Do a little arithmetic with this chart, and you will find that the average monthly generation is 2,400,000 MWH; but to deliver that amount equally per month throughout the year without any other source of backup, you will need to have 6,200,000 MWH in storage at the end of August in order to carry yourself through February.
So how much storage would California need to get to an 80% or 100% renewable system?
The Clean Air Task Force, a Boston-based energy policy think tank, recently found that reaching the 80 percent mark for renewables in California would mean massive amounts of surplus generation during the summer months, requiring 9.6 million megawatt-hours of energy storage. Achieving 100 percent would require 36.3 million.
Current prices for big battery packs are running around $200 per kWh. (A December 2017 piece at Clean Technica titled "Batteries Keep On Getting Cheaper!" gives a current average price of $209/kWh, and predicts a 2025 price of more like $100/kWh. You can believe that if you want.) At $200/kWh, the 9.6 million MWH of storage will run California about $1.9 trillion (with a T); The 36.3 million MWH for a 100% system will be $7.2 trillion. Cut those numbers in half if you believe the battery price will go down to $100/kWh. For comparison, the annual state budget of California is running at about $200 billion (with a B).
Temple of the MIT Technology Review then translates these numbers into a cost per unit of electricity:
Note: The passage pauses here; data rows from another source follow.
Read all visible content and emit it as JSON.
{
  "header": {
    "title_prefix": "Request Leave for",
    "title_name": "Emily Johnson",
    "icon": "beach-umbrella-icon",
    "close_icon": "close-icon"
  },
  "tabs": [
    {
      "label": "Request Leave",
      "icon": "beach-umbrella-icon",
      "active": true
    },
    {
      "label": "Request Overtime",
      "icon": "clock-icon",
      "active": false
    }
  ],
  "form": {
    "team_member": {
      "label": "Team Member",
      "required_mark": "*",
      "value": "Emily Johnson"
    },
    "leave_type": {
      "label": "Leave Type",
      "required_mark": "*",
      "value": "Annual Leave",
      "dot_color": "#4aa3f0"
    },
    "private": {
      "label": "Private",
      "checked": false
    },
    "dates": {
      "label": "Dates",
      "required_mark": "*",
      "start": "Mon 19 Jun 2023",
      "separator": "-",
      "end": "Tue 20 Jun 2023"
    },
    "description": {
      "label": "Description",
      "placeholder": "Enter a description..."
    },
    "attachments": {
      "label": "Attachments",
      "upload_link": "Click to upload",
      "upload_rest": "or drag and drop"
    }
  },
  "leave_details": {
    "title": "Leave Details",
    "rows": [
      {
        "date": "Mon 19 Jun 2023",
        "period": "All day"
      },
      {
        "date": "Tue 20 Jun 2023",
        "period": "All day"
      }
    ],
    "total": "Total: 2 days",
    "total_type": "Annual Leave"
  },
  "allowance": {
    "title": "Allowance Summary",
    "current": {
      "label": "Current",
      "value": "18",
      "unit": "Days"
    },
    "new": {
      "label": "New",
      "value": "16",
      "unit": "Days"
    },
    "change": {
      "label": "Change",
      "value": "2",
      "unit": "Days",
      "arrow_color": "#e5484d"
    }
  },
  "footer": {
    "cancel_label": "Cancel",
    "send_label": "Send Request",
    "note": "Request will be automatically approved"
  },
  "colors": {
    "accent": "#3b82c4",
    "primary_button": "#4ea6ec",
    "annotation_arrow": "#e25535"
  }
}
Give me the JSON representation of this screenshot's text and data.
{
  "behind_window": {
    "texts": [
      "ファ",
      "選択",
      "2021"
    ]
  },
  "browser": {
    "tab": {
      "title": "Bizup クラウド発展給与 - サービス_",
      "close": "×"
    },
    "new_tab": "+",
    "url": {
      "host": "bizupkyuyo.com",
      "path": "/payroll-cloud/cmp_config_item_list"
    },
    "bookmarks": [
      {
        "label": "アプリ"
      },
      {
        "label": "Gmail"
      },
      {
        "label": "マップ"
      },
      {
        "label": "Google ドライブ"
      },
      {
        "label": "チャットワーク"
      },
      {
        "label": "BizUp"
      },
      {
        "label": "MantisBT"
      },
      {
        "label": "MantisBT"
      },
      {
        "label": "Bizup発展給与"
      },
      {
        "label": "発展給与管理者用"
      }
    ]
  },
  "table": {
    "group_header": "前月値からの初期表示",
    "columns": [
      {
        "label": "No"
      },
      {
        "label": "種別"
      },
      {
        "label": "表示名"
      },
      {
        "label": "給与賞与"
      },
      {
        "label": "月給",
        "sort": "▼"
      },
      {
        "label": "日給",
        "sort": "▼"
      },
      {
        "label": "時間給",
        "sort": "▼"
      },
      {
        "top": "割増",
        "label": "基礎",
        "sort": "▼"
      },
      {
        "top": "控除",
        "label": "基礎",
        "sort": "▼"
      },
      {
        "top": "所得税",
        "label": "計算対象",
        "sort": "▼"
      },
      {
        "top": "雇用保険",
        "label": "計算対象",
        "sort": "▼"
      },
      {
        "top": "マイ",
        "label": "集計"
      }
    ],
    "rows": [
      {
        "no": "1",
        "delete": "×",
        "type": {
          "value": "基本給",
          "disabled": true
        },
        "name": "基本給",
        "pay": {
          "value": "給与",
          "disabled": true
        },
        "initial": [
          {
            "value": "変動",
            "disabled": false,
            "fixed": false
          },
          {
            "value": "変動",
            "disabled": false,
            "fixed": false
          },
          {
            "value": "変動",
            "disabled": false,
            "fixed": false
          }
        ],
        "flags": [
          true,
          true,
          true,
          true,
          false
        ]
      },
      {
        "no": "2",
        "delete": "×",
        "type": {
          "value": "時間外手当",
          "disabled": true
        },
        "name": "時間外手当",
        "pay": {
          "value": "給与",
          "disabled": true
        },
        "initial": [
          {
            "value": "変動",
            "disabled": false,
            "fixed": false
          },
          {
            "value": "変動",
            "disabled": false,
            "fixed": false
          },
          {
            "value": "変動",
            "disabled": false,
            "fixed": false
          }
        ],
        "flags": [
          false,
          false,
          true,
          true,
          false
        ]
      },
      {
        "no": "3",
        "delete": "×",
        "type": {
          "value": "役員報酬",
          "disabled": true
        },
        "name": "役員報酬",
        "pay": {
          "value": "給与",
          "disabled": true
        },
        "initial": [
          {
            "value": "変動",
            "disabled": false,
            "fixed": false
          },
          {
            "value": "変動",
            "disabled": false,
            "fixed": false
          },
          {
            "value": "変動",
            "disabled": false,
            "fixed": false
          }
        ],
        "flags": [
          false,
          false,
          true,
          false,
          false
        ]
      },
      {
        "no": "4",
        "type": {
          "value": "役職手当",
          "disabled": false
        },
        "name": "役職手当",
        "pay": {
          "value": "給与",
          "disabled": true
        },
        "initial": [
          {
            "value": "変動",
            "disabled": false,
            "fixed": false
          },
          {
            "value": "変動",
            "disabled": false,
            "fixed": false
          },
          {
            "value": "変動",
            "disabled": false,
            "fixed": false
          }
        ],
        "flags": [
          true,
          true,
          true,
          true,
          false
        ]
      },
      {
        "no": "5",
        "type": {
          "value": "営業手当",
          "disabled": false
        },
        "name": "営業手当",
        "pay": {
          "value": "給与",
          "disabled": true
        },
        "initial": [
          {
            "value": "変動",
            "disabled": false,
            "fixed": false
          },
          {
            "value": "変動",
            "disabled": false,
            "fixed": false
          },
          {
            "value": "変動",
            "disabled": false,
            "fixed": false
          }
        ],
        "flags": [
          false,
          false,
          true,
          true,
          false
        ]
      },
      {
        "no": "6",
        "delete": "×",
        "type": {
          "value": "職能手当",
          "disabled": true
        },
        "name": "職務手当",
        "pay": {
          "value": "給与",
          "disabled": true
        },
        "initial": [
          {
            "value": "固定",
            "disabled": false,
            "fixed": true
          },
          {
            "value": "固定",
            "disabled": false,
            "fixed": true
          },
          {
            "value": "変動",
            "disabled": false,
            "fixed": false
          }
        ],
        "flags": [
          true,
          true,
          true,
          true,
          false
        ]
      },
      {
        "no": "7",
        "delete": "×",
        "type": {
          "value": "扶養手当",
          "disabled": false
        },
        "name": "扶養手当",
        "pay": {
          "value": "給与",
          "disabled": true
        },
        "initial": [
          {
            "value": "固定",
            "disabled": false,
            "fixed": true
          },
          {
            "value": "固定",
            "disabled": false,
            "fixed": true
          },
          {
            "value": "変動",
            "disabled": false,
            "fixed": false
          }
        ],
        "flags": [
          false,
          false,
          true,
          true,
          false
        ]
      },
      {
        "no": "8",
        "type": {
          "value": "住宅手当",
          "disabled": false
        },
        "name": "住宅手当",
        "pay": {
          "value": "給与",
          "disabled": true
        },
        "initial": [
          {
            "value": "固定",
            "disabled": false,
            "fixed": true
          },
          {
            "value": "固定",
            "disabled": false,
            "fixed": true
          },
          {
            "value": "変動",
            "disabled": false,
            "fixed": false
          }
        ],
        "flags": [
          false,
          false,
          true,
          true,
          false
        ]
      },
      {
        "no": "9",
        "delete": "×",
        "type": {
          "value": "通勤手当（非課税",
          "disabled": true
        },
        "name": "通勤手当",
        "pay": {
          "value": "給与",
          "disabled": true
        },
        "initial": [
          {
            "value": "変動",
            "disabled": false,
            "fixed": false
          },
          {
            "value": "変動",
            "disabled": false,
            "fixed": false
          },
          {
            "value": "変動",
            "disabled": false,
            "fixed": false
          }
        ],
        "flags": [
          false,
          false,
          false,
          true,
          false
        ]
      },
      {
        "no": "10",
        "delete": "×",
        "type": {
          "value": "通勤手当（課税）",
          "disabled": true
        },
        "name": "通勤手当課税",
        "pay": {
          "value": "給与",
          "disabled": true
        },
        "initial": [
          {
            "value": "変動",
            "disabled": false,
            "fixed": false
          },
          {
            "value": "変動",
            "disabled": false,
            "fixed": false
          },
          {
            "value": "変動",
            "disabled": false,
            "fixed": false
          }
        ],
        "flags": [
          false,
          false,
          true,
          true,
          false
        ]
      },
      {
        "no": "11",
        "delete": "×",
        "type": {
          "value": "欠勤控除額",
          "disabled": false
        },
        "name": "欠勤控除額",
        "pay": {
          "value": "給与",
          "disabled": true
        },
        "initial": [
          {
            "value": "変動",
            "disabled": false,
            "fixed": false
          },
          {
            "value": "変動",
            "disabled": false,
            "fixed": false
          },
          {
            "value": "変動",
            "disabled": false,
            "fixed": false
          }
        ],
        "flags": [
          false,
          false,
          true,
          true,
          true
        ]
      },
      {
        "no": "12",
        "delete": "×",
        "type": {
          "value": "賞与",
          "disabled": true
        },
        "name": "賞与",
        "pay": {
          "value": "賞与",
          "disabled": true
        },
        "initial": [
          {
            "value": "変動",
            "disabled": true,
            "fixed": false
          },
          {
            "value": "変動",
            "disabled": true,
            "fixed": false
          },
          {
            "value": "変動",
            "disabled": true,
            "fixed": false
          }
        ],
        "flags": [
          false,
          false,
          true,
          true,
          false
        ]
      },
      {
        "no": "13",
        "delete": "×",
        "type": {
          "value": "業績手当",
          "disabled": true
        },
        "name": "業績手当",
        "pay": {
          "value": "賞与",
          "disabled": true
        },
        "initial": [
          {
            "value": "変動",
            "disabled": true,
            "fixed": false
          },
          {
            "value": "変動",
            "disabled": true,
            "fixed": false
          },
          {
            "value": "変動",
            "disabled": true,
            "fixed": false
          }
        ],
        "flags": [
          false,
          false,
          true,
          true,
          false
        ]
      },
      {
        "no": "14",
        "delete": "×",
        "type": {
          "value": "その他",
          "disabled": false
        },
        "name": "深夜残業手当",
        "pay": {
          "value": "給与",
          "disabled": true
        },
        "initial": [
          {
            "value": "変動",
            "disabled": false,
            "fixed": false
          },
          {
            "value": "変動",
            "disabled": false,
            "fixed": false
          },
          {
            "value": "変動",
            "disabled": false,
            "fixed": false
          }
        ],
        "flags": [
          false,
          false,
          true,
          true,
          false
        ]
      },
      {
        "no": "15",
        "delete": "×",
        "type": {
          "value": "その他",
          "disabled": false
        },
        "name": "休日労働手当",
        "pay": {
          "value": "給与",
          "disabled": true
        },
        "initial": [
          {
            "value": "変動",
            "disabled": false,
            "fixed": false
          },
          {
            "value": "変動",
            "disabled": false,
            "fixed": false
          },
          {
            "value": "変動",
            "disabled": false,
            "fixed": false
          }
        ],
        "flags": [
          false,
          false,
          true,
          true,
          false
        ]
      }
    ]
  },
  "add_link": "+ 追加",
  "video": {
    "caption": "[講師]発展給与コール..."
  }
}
Building the level of renewable generation and storage necessary to reach the state’s goals would drive up costs exponentially, from $49 per megawatt-hour of generation at 50 percent to $1,612 at 100 percent.
He doesn't give backup for his calculation, and it looks rather low to me. But assume it is right. $1,612 per MWH is $1.612 per kWh. That's just for the storage system. Presumably you need at least another $.10 per kWh for the generators (windmills and solar panels) and the delivery system. Given that the average cost of electricity to consumers in the U.S. is currently about ten cents per kWh, we are talking about multiplying that cost by around a factor of 17! (And that's assuming that you can actually buy that much battery capacity, and that all those batteries would actually work at scale to keep the entire state of California running for months on end.)
Temple concludes by quoting Jesse Jenkins of the Clean Air Task Force:
“The risk,” Jenkins says, “is we drive up the cost of deep decarbonization in the power sector to the point where the public decides it’s simply unaffordable to continue toward zero carbon.”